managed by b. orphans
Background to Hope ministries and the batwa
The Batwa were traditionally hunter/gatherers for thousands of years and supported themselves and their families by living in the Bwindi Impenetrable Forest. They were displaced when it was gazzetted as Bwindi Impenetrable National Park was created to protect the endangered Mountain Gorillas.
The Batwa are a ‘hard-to-reach population, who live in temporary settlements outside the forest and often have to walk long distances and make difficult journeys to reach the Health Centre for health services. Batwa children are the most disadvantaged by the circumstances of discrimination, poverty and exclusion which separates them further from the rest of the society they live with. People in the community and country hold negative stereotypes about the Batwa and they often experience prejudice by some of the non-Batwa community members, (Lewis 2000). The Batwa are among the people who have the least access to health care services, and yet they are the most needy of them.
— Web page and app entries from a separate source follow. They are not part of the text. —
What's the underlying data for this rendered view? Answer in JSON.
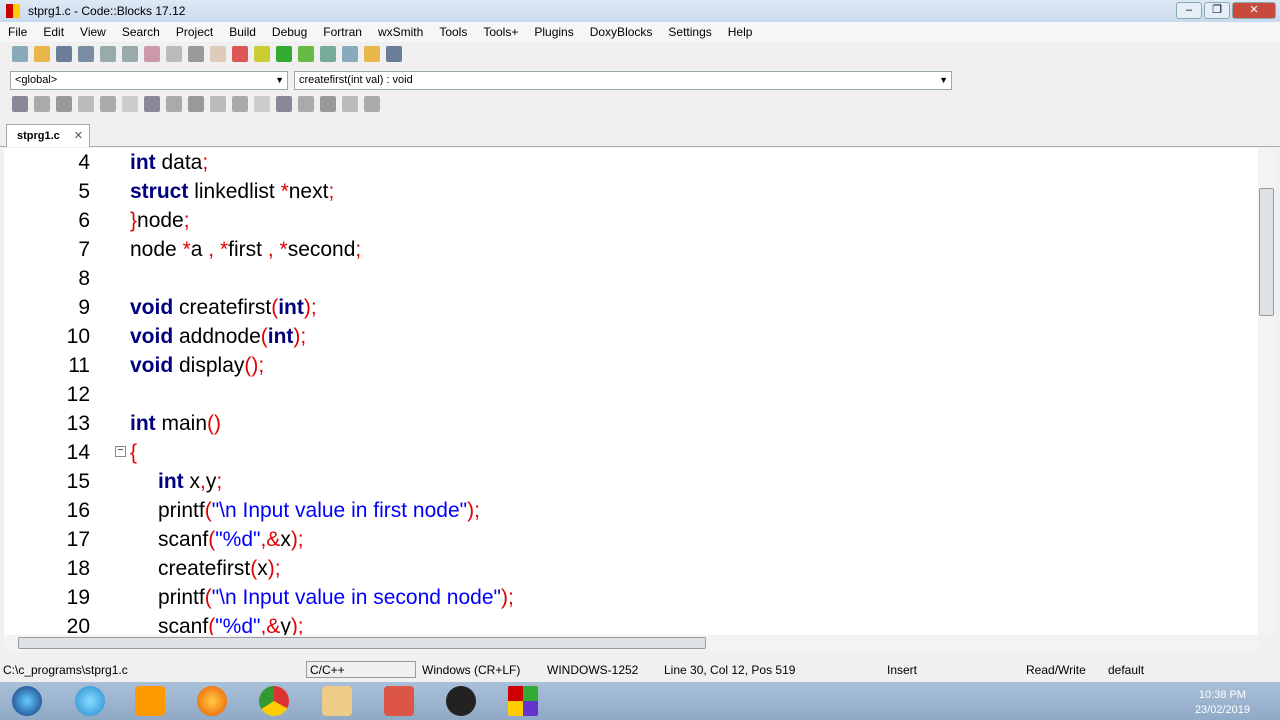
{
  "window": {
    "title": "stprg1.c - Code::Blocks 17.12",
    "minimize": "–",
    "maximize": "❐",
    "close": "✕"
  },
  "menu": [
    "File",
    "Edit",
    "View",
    "Search",
    "Project",
    "Build",
    "Debug",
    "Fortran",
    "wxSmith",
    "Tools",
    "Tools+",
    "Plugins",
    "DoxyBlocks",
    "Settings",
    "Help"
  ],
  "code_toolbar": {
    "scope": "<global>",
    "function": "createfirst(int val) : void"
  },
  "tab": {
    "label": "stprg1.c",
    "close": "✕"
  },
  "editor": {
    "lines": [
      {
        "n": "4",
        "indent": 0,
        "t": [
          [
            "kw",
            "int"
          ],
          [
            "p",
            " data"
          ],
          [
            "op",
            ";"
          ]
        ]
      },
      {
        "n": "5",
        "indent": 0,
        "t": [
          [
            "kw",
            "struct"
          ],
          [
            "p",
            " linkedlist "
          ],
          [
            "op",
            "*"
          ],
          [
            "p",
            "next"
          ],
          [
            "op",
            ";"
          ]
        ]
      },
      {
        "n": "6",
        "indent": 0,
        "t": [
          [
            "op",
            "}"
          ],
          [
            "p",
            "node"
          ],
          [
            "op",
            ";"
          ]
        ]
      },
      {
        "n": "7",
        "indent": 0,
        "t": [
          [
            "p",
            "node "
          ],
          [
            "op",
            "*"
          ],
          [
            "p",
            "a "
          ],
          [
            "op",
            ","
          ],
          [
            "p",
            " "
          ],
          [
            "op",
            "*"
          ],
          [
            "p",
            "first "
          ],
          [
            "op",
            ","
          ],
          [
            "p",
            " "
          ],
          [
            "op",
            "*"
          ],
          [
            "p",
            "second"
          ],
          [
            "op",
            ";"
          ]
        ]
      },
      {
        "n": "8",
        "indent": 0,
        "t": []
      },
      {
        "n": "9",
        "indent": 0,
        "t": [
          [
            "kw",
            "void"
          ],
          [
            "p",
            " createfirst"
          ],
          [
            "op",
            "("
          ],
          [
            "kw",
            "int"
          ],
          [
            "op",
            ");"
          ]
        ]
      },
      {
        "n": "10",
        "indent": 0,
        "t": [
          [
            "kw",
            "void"
          ],
          [
            "p",
            " addnode"
          ],
          [
            "op",
            "("
          ],
          [
            "kw",
            "int"
          ],
          [
            "op",
            ");"
          ]
        ]
      },
      {
        "n": "11",
        "indent": 0,
        "t": [
          [
            "kw",
            "void"
          ],
          [
            "p",
            " display"
          ],
          [
            "op",
            "();"
          ]
        ]
      },
      {
        "n": "12",
        "indent": 0,
        "t": []
      },
      {
        "n": "13",
        "indent": 0,
        "t": [
          [
            "kw",
            "int"
          ],
          [
            "p",
            " main"
          ],
          [
            "op",
            "()"
          ]
        ]
      },
      {
        "n": "14",
        "indent": 0,
        "fold": "−",
        "t": [
          [
            "op",
            "{"
          ]
        ]
      },
      {
        "n": "15",
        "indent": 1,
        "t": [
          [
            "kw",
            "int"
          ],
          [
            "p",
            " x"
          ],
          [
            "op",
            ","
          ],
          [
            "p",
            "y"
          ],
          [
            "op",
            ";"
          ]
        ]
      },
      {
        "n": "16",
        "indent": 1,
        "t": [
          [
            "p",
            "printf"
          ],
          [
            "op",
            "("
          ],
          [
            "str",
            "\"\\n Input value in first node\""
          ],
          [
            "op",
            ");"
          ]
        ]
      },
      {
        "n": "17",
        "indent": 1,
        "t": [
          [
            "p",
            "scanf"
          ],
          [
            "op",
            "("
          ],
          [
            "str",
            "\"%d\""
          ],
          [
            "op",
            ",&"
          ],
          [
            "p",
            "x"
          ],
          [
            "op",
            ");"
          ]
        ]
      },
      {
        "n": "18",
        "indent": 1,
        "t": [
          [
            "p",
            "createfirst"
          ],
          [
            "op",
            "("
          ],
          [
            "p",
            "x"
          ],
          [
            "op",
            ");"
          ]
        ]
      },
      {
        "n": "19",
        "indent": 1,
        "t": [
          [
            "p",
            "printf"
          ],
          [
            "op",
            "("
          ],
          [
            "str",
            "\"\\n Input value in second node\""
          ],
          [
            "op",
            ");"
          ]
        ]
      },
      {
        "n": "20",
        "indent": 1,
        "t": [
          [
            "p",
            "scanf"
          ],
          [
            "op",
            "("
          ],
          [
            "str",
            "\"%d\""
          ],
          [
            "op",
            ",&"
          ],
          [
            "p",
            "y"
          ],
          [
            "op",
            ");"
          ]
        ]
      }
    ]
  },
  "status": {
    "path": "C:\\c_programs\\stprg1.c",
    "language": "C/C++",
    "eol": "Windows (CR+LF)",
    "encoding": "WINDOWS-1252",
    "position": "Line 30, Col 12, Pos 519",
    "mode": "Insert",
    "access": "Read/Write",
    "profile": "default"
  },
  "taskbar": {
    "time": "10:38 PM",
    "date": "23/02/2019"
  },
  "colors": {
    "keyword": "#00007f",
    "operator": "#e00000",
    "string": "#0000ff"
  }
}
The Batwa have the highest child death rates in Uganda. More than half of the children of landless Batwa die before the age of five and are killed by preventable and treatable diseases. Such diseases include malaria, dysentery, diarrhea, HIV/AIDS, pneumonia, Acute Respiratory Infections (ARI). Malnutrition, a disease of poverty, has claimed most of the Batwa lives. (Adults fare only slightly better). Many Batwa women don’t access maternity services, and other preventable diseases like TB continue to undermine the Batwa population in general.
Hope ministries international , plans to build a batwa community clinic to take off with health interventions that may alleviate the health burdens of the Batwa. The clinic will not charge Batwa for treatment or services. Food will be supplied to admitted Batwa patients, and the clinic administration shall provide any further required support to enable them access referral services.
For a people to survive and flourish, access to education is exceedingly important. Most importantly, the Batwa need to learn how to read and write. Adult literacy should be encouraged because the majority of adult Batwa do not know how to read and write. Without improving the Batwa’s literacy rate, it will remain difficult for them to conceive the importance of better health and self development.
The Batwa children have performed well when they are given access to educational opportunities. Our orphanage primary school has been a center of excellence providing quality education to the Batwa orphans and vulnerable children .
It is envisioned that all Batwa children will be given an opportunity to acquire an education. It is obvious that each child would be evaluated on their merits for the type of school most appropriate; private boarding schools or perhaps, vocational education. The ministry would take a leadership role in assessing the appropriate educational environment for the Batwa children. Vocational programs will be initiated with carpentry, masonry and knitting being the most popular activities.
Presently, many Batwa do not have access to a proper home. Many still live in structures constructed of leaves and thatch with earthen floors.
Secondly, Batwa are living in settlements on land that was specifically allocated to them and The Batwa population is growing and in a short time the land will be too small to accommodate them.
Acquisition of land appropriate for homes, gardens and animal husbandry is essential. Also effective land utilization with the use of organic manure.It is hoped that a Batwa home complete with tin sheet roof, pit latrine and kitchen would be constructed, at least one per month and every Batwa have 1-2 acres of land per family.
Resource mobilization and income generation are very essential for the ministry /charity to be a reality to the Batwa community. In order to provide a sustainable income to the Batwa community a number of projects shall be set up so they can become valued and law abiding members of society. Four main project areas are: the Batwa cultural preservation centre, a Batwa “Crafts Banda”, goat rearing, and vegetable growing.